As you probably know, Suze Orman, personal finance guru and star of her own CNBC show, "The Suze Orman Show," has been in the news a lot this week due to the debut of her new MasterCard prepaid card, The Approved Card. Since the comments range from complimentary to bad enough that you can imagine Orman taking certain people off her holiday card list, I thought I'd take a quick gander at what credit card experts are saying about her new prepaid card.
I'll lead off with some comments from Curtis Arnold, founder of CardRatings.com, who told CNN's Headline News: "I wouldn't call it groundbreaking. There are other cards with fees and features that are comparable, if not better." Like what? He cited Walmart's card, issued by Green Dot, which has a $10 bonus for signing up and eschews the $3 issuance fee for applying online.
But the most colorful description of Orman's prepaid card, at least that I've seen, comes from John Ulzheimer, president of consumer education at SmartCredit.com, who told FOX Business' Gerri Willis that while the fees on Orman's prepaid card are indeed low, it's still "the best of a bad category or…the cream of the crap."
"At the end of the day, it's still $36 a year to have access to your own money," explained Ulzheimer. "I can go to a credit union tomorrow, stick five dollars in an account, open an account, get a debit card and it's going to cost me the grand total of nothing."
And then there's Reuters' Felix Salmon, who makes the excellent point that while the prepaid card may be pretty good for the unbanked, that is, those who don't have a bank account, Orman seems to be "actually encouraging the banked to become the unbanked -- to close out their bank accounts and use the Approved Card as a checking-account alternative. And I don't think that's a good idea."
Salmon goes onto say that "the whole Suze Orman brand is centered on giving good financial advice -- but Orman is helplessly conflicted now, and she's giving advice which looks very much as though it's mainly serving Suze Orman's interests, rather than the general public's."
Not everyone hates The Approved Card, though. The New York Times' Ron Lieber wholly approved of the low fees in a recent article and observed, "whether consumers could do better with a free checking account (and yes, plenty still exist) would depend on whether they value paper checks and in-person service. Financially, they would most likely do worse if they bounced those checks or used overdraft services and paid $20 or $30 for each transaction."
And Forbes contributor Arjan Schüte said of prepaid cards that have high fees, "Suze Orman's card is a pleasant departure from this trend." And as long as you mispronounce her name accordingly, you have to love Forbes' headline, too: You Suze, You Don't Lose.

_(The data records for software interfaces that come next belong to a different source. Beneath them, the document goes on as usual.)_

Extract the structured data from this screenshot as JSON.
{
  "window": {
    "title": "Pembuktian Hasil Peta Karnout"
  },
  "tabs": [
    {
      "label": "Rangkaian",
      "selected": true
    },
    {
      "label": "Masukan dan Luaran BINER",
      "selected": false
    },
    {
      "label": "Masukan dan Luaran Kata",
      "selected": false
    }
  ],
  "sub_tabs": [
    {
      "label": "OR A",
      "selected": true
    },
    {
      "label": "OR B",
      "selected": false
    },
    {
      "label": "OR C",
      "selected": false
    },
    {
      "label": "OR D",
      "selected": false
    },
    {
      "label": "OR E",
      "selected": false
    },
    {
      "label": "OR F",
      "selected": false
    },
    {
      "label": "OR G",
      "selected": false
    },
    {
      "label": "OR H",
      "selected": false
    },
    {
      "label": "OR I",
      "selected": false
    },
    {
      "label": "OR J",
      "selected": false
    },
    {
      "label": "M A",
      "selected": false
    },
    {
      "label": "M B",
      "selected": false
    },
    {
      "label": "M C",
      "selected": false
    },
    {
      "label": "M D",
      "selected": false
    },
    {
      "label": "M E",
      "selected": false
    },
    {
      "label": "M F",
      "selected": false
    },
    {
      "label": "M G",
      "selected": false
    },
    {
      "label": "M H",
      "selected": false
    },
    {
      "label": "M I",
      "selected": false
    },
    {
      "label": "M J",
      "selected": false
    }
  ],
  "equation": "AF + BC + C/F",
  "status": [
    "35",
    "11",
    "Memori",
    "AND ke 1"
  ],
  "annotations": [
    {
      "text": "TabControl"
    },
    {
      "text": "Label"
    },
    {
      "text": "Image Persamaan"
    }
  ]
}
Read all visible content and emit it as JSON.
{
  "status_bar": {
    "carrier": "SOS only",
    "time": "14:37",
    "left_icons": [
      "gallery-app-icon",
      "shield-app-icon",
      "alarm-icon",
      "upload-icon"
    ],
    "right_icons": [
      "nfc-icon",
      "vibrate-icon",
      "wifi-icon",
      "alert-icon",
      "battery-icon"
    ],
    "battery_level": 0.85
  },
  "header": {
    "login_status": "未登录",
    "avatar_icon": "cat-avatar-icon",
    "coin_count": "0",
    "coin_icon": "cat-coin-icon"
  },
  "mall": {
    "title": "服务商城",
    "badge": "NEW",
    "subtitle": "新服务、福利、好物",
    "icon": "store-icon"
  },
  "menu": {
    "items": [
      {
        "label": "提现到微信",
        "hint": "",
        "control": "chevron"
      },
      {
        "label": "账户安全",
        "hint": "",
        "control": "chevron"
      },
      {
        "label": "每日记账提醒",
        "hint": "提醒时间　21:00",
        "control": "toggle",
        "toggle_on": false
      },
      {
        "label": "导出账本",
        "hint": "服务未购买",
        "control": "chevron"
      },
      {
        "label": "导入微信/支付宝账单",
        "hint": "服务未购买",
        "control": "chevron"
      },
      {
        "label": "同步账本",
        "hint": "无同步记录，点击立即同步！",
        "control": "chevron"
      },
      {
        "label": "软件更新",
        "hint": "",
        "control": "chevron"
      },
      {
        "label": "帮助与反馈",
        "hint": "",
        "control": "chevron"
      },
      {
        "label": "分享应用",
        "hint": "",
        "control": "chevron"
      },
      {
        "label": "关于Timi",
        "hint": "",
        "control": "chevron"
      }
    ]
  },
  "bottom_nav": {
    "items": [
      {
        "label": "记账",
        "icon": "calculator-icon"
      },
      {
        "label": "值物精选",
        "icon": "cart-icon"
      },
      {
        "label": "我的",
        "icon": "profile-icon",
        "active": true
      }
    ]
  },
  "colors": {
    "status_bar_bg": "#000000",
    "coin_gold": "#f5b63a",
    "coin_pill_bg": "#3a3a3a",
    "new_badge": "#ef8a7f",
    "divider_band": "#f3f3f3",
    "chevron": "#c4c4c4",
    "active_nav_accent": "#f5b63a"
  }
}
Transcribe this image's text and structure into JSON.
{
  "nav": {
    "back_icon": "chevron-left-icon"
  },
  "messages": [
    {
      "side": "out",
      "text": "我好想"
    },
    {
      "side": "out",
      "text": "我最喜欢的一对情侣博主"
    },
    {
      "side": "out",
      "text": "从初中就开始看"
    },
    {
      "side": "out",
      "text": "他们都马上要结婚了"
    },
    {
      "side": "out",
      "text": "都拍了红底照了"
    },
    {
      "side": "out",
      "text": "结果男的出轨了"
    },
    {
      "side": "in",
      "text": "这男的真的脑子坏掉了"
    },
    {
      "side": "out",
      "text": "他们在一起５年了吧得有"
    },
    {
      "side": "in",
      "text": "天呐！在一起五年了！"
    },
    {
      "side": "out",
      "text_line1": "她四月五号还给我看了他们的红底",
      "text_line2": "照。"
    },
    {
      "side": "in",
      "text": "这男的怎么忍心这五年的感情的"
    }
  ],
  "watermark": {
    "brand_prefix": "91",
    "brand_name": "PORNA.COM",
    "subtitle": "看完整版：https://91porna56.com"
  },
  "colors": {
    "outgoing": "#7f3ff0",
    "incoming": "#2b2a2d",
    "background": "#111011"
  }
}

For those who don't know the details yet, The Approved Card is a prepaid card, not a credit card. You load money on the card, and then access it by using the card wherever MasterCard debit is accepted. Money in your account is FDIC insured.
But all this convenience comes at a price. The card costs $3 to get, and then it's $3 a month (the first month's charge is waived). ATM withdrawals are $2 per month, a fee waived at AllPoint ATMs for customers who load at least $20 per month. There are some other really random fees. For anyone who is interested in getting the card, the web address is TheApprovedCard.com, and I'd recommend checking out the "fees" page as well as the Frequently Asked Questions.
And definitely think twice before signing up for the "free" TransUnion credit score, reporting and monitoring service. It's free for one year, a $143.40 value, as the Approved Card website makes clear. That is generous, but if you sign up for a year, and in month 13, forget that you've signed up, your prepaid card will start being billed at $11.95 a month.
As for what I think, in case anyone cares, this is a safe answer, but I agree with everyone quoted above. A prepaid card isn't a bad choice for people who are unbanked and can't get a credit card or bank account. Orman's card is far better than some of the other prepaid offerings in the last couple of years, like the infamous Kardashian Kard that was riddled with fees. And I applaud Orman for trying to service the unbanked and not soak them for everything they have.
But for those who do have bank accounts and credit cards, I'd quote the late, great Leslie Nielsen in The Naked Gun: "Nothing to see here, move on…"